The gates of the brand new John Day Dam were closed for the first time at 8:45am on Tuesday, April 16, 1968 (The Oregonian, 17-April-1968).
At about two feet per hour, it took less than two days for the 76 mile long Lake Umatilla to fill to a depth of over 100 feet behind the newest dam on the lower Columbia.
The Oregonian reported the next day:
It its rapid rise the river inundated wild goose nesting islands, covered forever many ancient and priceless Indian stone carvings, and flooded the original sites of the towns of Arlington, Blalock and Boardman on the Oregon shore, and Roosevelt and Plymoth on the Washington shore. But on the plus side, it also wiped out such long-time hazards to river navigation as the turbulant Indian rapids, the John Day upper, middle and lower rapids, and Squally Hook.
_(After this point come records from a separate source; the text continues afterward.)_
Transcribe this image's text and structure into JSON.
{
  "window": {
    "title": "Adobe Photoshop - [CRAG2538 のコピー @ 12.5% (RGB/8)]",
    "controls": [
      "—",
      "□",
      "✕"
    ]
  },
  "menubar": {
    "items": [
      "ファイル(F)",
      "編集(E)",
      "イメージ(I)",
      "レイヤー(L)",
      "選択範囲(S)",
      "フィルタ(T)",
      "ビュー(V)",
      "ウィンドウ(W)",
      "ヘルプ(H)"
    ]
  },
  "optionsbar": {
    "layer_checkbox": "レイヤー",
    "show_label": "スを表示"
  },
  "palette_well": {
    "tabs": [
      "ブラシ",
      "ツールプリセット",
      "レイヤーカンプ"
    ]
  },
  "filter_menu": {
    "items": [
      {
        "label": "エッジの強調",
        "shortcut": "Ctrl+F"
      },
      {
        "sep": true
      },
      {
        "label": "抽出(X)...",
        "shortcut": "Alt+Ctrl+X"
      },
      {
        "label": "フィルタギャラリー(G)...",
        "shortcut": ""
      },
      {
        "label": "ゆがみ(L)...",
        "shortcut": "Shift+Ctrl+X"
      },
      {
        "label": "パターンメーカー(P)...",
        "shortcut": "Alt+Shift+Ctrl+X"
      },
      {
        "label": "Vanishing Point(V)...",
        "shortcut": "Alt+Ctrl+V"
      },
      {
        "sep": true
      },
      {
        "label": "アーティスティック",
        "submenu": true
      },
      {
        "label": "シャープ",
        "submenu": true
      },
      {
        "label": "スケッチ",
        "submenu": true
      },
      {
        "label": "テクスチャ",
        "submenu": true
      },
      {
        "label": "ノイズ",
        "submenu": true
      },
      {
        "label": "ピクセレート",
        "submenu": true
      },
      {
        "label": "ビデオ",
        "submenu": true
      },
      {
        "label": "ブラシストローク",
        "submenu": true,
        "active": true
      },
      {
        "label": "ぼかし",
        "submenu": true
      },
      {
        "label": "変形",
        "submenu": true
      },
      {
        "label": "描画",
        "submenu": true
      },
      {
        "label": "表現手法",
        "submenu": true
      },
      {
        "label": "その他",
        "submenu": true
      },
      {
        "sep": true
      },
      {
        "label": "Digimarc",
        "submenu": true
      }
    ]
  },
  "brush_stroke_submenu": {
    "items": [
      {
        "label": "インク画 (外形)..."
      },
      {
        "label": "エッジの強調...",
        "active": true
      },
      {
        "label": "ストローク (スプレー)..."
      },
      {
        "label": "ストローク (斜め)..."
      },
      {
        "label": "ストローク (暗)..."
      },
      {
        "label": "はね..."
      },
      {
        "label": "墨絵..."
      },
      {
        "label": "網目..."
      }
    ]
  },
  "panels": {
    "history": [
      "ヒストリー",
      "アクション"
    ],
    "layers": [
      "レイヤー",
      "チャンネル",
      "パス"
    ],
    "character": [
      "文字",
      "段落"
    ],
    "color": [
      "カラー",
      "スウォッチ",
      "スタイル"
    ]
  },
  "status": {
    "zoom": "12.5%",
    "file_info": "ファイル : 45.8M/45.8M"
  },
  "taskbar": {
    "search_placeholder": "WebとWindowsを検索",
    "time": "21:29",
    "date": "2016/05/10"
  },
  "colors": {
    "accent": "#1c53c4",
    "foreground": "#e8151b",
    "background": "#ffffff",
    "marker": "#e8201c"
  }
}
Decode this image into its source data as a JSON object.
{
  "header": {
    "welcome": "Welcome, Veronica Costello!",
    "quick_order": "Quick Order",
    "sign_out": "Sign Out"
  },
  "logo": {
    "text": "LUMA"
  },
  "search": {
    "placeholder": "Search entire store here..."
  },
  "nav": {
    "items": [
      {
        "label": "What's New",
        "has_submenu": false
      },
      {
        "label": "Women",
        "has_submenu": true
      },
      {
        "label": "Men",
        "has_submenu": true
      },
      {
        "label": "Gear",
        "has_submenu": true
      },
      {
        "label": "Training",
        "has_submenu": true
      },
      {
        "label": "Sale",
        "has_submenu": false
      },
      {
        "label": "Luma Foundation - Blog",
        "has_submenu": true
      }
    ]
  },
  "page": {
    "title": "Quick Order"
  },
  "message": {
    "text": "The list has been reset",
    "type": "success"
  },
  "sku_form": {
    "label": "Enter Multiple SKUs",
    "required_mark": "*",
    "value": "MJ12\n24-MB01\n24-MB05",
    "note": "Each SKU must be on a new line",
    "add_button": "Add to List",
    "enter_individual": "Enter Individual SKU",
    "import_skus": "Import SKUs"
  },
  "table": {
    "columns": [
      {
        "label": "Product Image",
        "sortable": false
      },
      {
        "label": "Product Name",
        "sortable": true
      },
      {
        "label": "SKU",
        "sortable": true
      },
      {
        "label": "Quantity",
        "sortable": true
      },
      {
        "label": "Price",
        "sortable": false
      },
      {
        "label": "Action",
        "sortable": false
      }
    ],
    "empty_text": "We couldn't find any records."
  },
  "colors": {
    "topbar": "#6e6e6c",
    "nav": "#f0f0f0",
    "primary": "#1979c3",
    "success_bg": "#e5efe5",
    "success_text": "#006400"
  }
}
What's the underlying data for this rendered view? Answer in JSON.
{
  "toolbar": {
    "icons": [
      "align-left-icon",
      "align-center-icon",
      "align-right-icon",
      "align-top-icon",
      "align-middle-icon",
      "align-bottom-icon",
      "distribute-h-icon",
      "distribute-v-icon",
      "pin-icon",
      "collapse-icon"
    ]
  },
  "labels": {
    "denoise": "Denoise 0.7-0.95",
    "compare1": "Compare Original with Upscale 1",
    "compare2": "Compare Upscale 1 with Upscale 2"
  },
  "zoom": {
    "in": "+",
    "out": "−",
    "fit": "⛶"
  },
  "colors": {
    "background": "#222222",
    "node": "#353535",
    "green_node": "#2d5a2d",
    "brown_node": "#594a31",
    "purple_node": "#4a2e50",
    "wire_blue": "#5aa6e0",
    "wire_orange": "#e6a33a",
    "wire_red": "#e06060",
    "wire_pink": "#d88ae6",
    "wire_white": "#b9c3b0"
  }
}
So where artists, birdlovers and sentimentalists are saddened by the event, commercial boatmen are jubilant.
Leave a Reply